%%

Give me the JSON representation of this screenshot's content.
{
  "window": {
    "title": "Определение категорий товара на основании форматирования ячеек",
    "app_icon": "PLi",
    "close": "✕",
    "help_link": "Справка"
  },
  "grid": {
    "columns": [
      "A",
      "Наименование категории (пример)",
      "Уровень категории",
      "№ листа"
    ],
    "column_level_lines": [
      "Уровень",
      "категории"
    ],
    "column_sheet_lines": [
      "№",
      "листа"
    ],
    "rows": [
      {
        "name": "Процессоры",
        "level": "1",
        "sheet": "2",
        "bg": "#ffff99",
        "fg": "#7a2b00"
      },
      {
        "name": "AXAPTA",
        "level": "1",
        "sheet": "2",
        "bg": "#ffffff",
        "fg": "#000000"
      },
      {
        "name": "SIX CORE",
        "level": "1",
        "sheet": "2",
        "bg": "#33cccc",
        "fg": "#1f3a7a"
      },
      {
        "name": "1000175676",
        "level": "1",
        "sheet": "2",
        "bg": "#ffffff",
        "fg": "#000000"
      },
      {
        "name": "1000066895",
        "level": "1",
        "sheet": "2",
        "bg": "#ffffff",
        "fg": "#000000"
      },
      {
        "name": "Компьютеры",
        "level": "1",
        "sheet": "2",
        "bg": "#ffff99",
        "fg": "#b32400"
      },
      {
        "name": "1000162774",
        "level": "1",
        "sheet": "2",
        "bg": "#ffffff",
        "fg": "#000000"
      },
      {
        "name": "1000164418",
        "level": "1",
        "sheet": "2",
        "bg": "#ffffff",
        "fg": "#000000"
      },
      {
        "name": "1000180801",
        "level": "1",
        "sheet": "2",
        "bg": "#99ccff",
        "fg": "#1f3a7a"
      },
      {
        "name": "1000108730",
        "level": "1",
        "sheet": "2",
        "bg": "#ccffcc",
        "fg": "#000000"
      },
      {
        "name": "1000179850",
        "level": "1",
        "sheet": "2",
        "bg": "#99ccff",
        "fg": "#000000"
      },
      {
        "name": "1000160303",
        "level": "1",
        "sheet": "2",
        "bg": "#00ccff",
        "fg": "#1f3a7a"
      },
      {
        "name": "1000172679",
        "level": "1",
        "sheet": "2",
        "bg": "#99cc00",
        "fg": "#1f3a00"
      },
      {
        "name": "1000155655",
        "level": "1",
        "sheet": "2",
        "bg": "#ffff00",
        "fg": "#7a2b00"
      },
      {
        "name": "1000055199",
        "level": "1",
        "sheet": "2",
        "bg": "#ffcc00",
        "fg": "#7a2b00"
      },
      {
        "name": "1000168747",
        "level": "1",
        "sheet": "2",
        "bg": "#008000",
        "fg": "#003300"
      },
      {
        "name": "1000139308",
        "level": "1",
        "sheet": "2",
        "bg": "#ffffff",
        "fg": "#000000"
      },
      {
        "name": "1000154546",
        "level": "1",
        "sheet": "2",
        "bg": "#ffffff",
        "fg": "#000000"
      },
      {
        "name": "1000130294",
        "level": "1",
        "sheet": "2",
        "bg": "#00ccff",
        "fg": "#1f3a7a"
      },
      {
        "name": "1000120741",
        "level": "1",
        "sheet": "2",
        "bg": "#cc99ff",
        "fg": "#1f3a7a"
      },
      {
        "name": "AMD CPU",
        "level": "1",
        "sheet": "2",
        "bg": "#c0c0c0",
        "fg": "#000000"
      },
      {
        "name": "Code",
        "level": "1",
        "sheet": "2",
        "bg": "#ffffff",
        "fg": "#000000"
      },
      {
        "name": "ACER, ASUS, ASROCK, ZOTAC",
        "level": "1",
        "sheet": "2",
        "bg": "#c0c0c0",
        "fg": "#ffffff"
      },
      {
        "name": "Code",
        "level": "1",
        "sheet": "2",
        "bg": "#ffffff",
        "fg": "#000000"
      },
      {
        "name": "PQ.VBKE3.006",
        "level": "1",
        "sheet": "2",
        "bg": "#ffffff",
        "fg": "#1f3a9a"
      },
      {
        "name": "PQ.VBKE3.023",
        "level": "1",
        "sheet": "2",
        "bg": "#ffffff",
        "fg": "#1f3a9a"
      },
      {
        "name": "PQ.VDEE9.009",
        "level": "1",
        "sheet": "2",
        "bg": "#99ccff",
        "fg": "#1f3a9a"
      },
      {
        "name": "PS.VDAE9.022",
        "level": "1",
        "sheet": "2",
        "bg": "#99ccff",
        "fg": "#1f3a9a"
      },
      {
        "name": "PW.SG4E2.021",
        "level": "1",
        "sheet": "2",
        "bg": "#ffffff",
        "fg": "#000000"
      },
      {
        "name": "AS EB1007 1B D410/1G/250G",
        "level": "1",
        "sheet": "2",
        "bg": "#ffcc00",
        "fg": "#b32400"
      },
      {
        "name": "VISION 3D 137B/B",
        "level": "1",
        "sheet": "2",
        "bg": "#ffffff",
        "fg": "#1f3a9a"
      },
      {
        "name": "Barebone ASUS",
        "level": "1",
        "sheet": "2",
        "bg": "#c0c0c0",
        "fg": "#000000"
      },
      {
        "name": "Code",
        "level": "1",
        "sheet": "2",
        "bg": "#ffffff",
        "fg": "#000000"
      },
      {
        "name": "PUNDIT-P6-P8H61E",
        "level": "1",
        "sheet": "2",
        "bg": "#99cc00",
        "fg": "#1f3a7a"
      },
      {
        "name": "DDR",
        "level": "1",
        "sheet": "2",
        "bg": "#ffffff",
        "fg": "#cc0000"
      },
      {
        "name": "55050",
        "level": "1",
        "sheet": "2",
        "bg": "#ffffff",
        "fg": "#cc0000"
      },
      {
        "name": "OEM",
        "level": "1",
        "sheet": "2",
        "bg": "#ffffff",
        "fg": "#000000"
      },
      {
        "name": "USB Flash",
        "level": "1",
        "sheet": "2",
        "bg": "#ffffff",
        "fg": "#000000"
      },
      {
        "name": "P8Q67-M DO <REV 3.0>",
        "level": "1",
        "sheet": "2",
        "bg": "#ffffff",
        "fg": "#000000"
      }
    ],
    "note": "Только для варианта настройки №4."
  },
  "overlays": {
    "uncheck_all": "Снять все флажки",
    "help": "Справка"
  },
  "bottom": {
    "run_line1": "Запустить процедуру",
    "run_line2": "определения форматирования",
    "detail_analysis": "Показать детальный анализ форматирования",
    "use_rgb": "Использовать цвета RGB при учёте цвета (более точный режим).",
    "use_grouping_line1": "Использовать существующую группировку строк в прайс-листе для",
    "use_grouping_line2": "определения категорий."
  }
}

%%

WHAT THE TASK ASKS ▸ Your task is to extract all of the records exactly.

ANSWER TO THIS EXERCISE ▸
Give me the JSON representation of this screenshot's content.
{
  "window": {
    "title": "Определение категорий товара на основании форматирования ячеек",
    "app_icon": "PLi",
    "close": "✕",
    "help_link": "Справка"
  },
  "grid": {
    "columns": [
      "A",
      "Наименование категории (пример)",
      "Уровень категории",
      "№ листа"
    ],
    "column_level_lines": [
      "Уровень",
      "категории"
    ],
    "column_sheet_lines": [
      "№",
      "листа"
    ],
    "rows": [
      {
        "name": "Процессоры",
        "level": "1",
        "sheet": "2",
        "bg": "#ffff99",
        "fg": "#7a2b00"
      },
      {
        "name": "AXAPTA",
        "level": "1",
        "sheet": "2",
        "bg": "#ffffff",
        "fg": "#000000"
      },
      {
        "name": "SIX CORE",
        "level": "1",
        "sheet": "2",
        "bg": "#33cccc",
        "fg": "#1f3a7a"
      },
      {
        "name": "1000175676",
        "level": "1",
        "sheet": "2",
        "bg": "#ffffff",
        "fg": "#000000"
      },
      {
        "name": "1000066895",
        "level": "1",
        "sheet": "2",
        "bg": "#ffffff",
        "fg": "#000000"
      },
      {
        "name": "Компьютеры",
        "level": "1",
        "sheet": "2",
        "bg": "#ffff99",
        "fg": "#b32400"
      },
      {
        "name": "1000162774",
        "level": "1",
        "sheet": "2",
        "bg": "#ffffff",
        "fg": "#000000"
      },
      {
        "name": "1000164418",
        "level": "1",
        "sheet": "2",
        "bg": "#ffffff",
        "fg": "#000000"
      },
      {
        "name": "1000180801",
        "level": "1",
        "sheet": "2",
        "bg": "#99ccff",
        "fg": "#1f3a7a"
      },
      {
        "name": "1000108730",
        "level": "1",
        "sheet": "2",
        "bg": "#ccffcc",
        "fg": "#000000"
      },
      {
        "name": "1000179850",
        "level": "1",
        "sheet": "2",
        "bg": "#99ccff",
        "fg": "#000000"
      },
      {
        "name": "1000160303",
        "level": "1",
        "sheet": "2",
        "bg": "#00ccff",
        "fg": "#1f3a7a"
      },
      {
        "name": "1000172679",
        "level": "1",
        "sheet": "2",
        "bg": "#99cc00",
        "fg": "#1f3a00"
      },
      {
        "name": "1000155655",
        "level": "1",
        "sheet": "2",
        "bg": "#ffff00",
        "fg": "#7a2b00"
      },
      {
        "name": "1000055199",
        "level": "1",
        "sheet": "2",
        "bg": "#ffcc00",
        "fg": "#7a2b00"
      },
      {
        "name": "1000168747",
        "level": "1",
        "sheet": "2",
        "bg": "#008000",
        "fg": "#003300"
      },
      {
        "name": "1000139308",
        "level": "1",
        "sheet": "2",
        "bg": "#ffffff",
        "fg": "#000000"
      },
      {
        "name": "1000154546",
        "level": "1",
        "sheet": "2",
        "bg": "#ffffff",
        "fg": "#000000"
      },
      {
        "name": "1000130294",
        "level": "1",
        "sheet": "2",
        "bg": "#00ccff",
        "fg": "#1f3a7a"
      },
      {
        "name": "1000120741",
        "level": "1",
        "sheet": "2",
        "bg": "#cc99ff",
        "fg": "#1f3a7a"
      },
      {
        "name": "AMD CPU",
        "level": "1",
        "sheet": "2",
        "bg": "#c0c0c0",
        "fg": "#000000"
      },
      {
        "name": "Code",
        "level": "1",
        "sheet": "2",
        "bg": "#ffffff",
        "fg": "#000000"
      },
      {
        "name": "ACER, ASUS, ASROCK, ZOTAC",
        "level": "1",
        "sheet": "2",
        "bg": "#c0c0c0",
        "fg": "#ffffff"
      },
      {
        "name": "Code",
        "level": "1",
        "sheet": "2",
        "bg": "#ffffff",
        "fg": "#000000"
      },
      {
        "name": "PQ.VBKE3.006",
        "level": "1",
        "sheet": "2",
        "bg": "#ffffff",
        "fg": "#1f3a9a"
      },
      {
        "name": "PQ.VBKE3.023",
        "level": "1",
        "sheet": "2",
        "bg": "#ffffff",
        "fg": "#1f3a9a"
      },
      {
        "name": "PQ.VDEE9.009",
        "level": "1",
        "sheet": "2",
        "bg": "#99ccff",
        "fg": "#1f3a9a"
      },
      {
        "name": "PS.VDAE9.022",
        "level": "1",
        "sheet": "2",
        "bg": "#99ccff",
        "fg": "#1f3a9a"
      },
      {
        "name": "PW.SG4E2.021",
        "level": "1",
        "sheet": "2",
        "bg": "#ffffff",
        "fg": "#000000"
      },
      {
        "name": "AS EB1007 1B D410/1G/250G",
        "level": "1",
        "sheet": "2",
        "bg": "#ffcc00",
        "fg": "#b32400"
      },
      {
        "name": "VISION 3D 137B/B",
        "level": "1",
        "sheet": "2",
        "bg": "#ffffff",
        "fg": "#1f3a9a"
      },
      {
        "name": "Barebone ASUS",
        "level": "1",
        "sheet": "2",
        "bg": "#c0c0c0",
        "fg": "#000000"
      },
      {
        "name": "Code",
        "level": "1",
        "sheet": "2",
        "bg": "#ffffff",
        "fg": "#000000"
      },
      {
        "name": "PUNDIT-P6-P8H61E",
        "level": "1",
        "sheet": "2",
        "bg": "#99cc00",
        "fg": "#1f3a7a"
      },
      {
        "name": "DDR",
        "level": "1",
        "sheet": "2",
        "bg": "#ffffff",
        "fg": "#cc0000"
      },
      {
        "name": "55050",
        "level": "1",
        "sheet": "2",
        "bg": "#ffffff",
        "fg": "#cc0000"
      },
      {
        "name": "OEM",
        "level": "1",
        "sheet": "2",
        "bg": "#ffffff",
        "fg": "#000000"
      },
      {
        "name": "USB Flash",
        "level": "1",
        "sheet": "2",
        "bg": "#ffffff",
        "fg": "#000000"
      },
      {
        "name": "P8Q67-M DO <REV 3.0>",
        "level": "1",
        "sheet": "2",
        "bg": "#ffffff",
        "fg": "#000000"
      }
    ],
    "note": "Только для варианта настройки №4."
  },
  "overlays": {
    "uncheck_all": "Снять все флажки",
    "help": "Справка"
  },
  "bottom": {
    "run_line1": "Запустить процедуру",
    "run_line2": "определения форматирования",
    "detail_analysis": "Показать детальный анализ форматирования",
    "use_rgb": "Использовать цвета RGB при учёте цвета (более точный режим).",
    "use_grouping_line1": "Использовать существующую группировку строк в прайс-листе для",
    "use_grouping_line2": "определения категорий."
  }
}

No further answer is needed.